    'django.contrib.contenttypes',
    'django.contrib.sessions',
    'django.contrib.messages',
    'django.contrib.staticfiles',
    'jokes',
]

Now, try it out!

python manage.py runserver

Now visit http://localhost:8000. You should see an error page that says something like: TemplateDoesNotExist at /.

Hmmmm… why isn’t this working? Oh, it’s because we haven’t told django where to find our templates.

You probably remember that when we looked at our settings.py file, we saw there was a variable called TEMPLATES. It has a lot of configuration in it, but the line we really care about is:

'DIRS': [],

This variable tells django where to find our templates. BUT… it’s empty. So let’s fill it in with the path to the templates directory we created.

'DIRS': ['jokes/templates'],

Save this and refresh the page. Aha! A blank page (better than an error!).

Add some text to our template so that we can make sure it is working. Add the following to home.html:

Check out this funny joke: What did the Pirate say on his 80th birthday? ... "Aye Matey!"

Save it and refresh the page. You should see your joke. Congrats!

People are going to get bored if they see that joke every time. Let’s make it dynamic.

Take a minute to think about how we could do this? What would you do?

Let’s add some logic to our view to get a joke and set it to a variable in context. Edit your view to look like this:

from django.http import HttpResponse
from django.views import View
from django.shortcuts import render
import pyjokes

class Home(View):
    def get(self, request):
        context = {
            'joke': pyjokes.get_joke()
        }
        return render(request, "home.html", context)

Now, we need to be able to access the variable joke in our view. Luckily, it’s already available, we just need to know how to get it.

Django templates use a templating language. This is simply a way to imbed variables and logic into an html document. In django, multi-line functions use a syntax like this {% CODE_HERE %} and variables are accessed like this {{ variable }}.

For now, let’s just edit our template to use the variable we are passing in. Change your home.html:

Check out this funny joke: {{ joke }}
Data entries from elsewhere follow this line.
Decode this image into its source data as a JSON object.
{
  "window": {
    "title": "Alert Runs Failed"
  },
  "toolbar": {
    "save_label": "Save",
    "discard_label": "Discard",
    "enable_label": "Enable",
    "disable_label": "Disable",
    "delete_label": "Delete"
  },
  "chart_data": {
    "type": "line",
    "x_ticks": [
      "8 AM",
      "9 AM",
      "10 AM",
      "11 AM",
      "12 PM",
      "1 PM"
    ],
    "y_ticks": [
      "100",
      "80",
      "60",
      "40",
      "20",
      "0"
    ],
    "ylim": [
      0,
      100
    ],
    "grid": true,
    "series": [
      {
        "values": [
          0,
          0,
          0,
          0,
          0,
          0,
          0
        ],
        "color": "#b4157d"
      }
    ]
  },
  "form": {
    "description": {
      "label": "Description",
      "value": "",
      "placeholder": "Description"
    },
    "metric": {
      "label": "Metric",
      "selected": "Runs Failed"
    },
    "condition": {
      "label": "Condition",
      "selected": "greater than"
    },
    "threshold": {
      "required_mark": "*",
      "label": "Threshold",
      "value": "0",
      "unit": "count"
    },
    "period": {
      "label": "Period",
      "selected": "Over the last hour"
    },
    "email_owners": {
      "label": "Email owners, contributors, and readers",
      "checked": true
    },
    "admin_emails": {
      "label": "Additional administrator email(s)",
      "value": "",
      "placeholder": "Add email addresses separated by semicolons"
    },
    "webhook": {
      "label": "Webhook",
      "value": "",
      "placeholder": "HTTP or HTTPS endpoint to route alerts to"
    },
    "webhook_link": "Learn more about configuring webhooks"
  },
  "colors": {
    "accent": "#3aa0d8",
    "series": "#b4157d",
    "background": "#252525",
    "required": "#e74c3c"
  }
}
The {{ joke }} in our template now will pull from the context we are passing into our view.

Save and refresh. A new joke!

Refresh again, another new joke! You just created a dynamic website. Nice!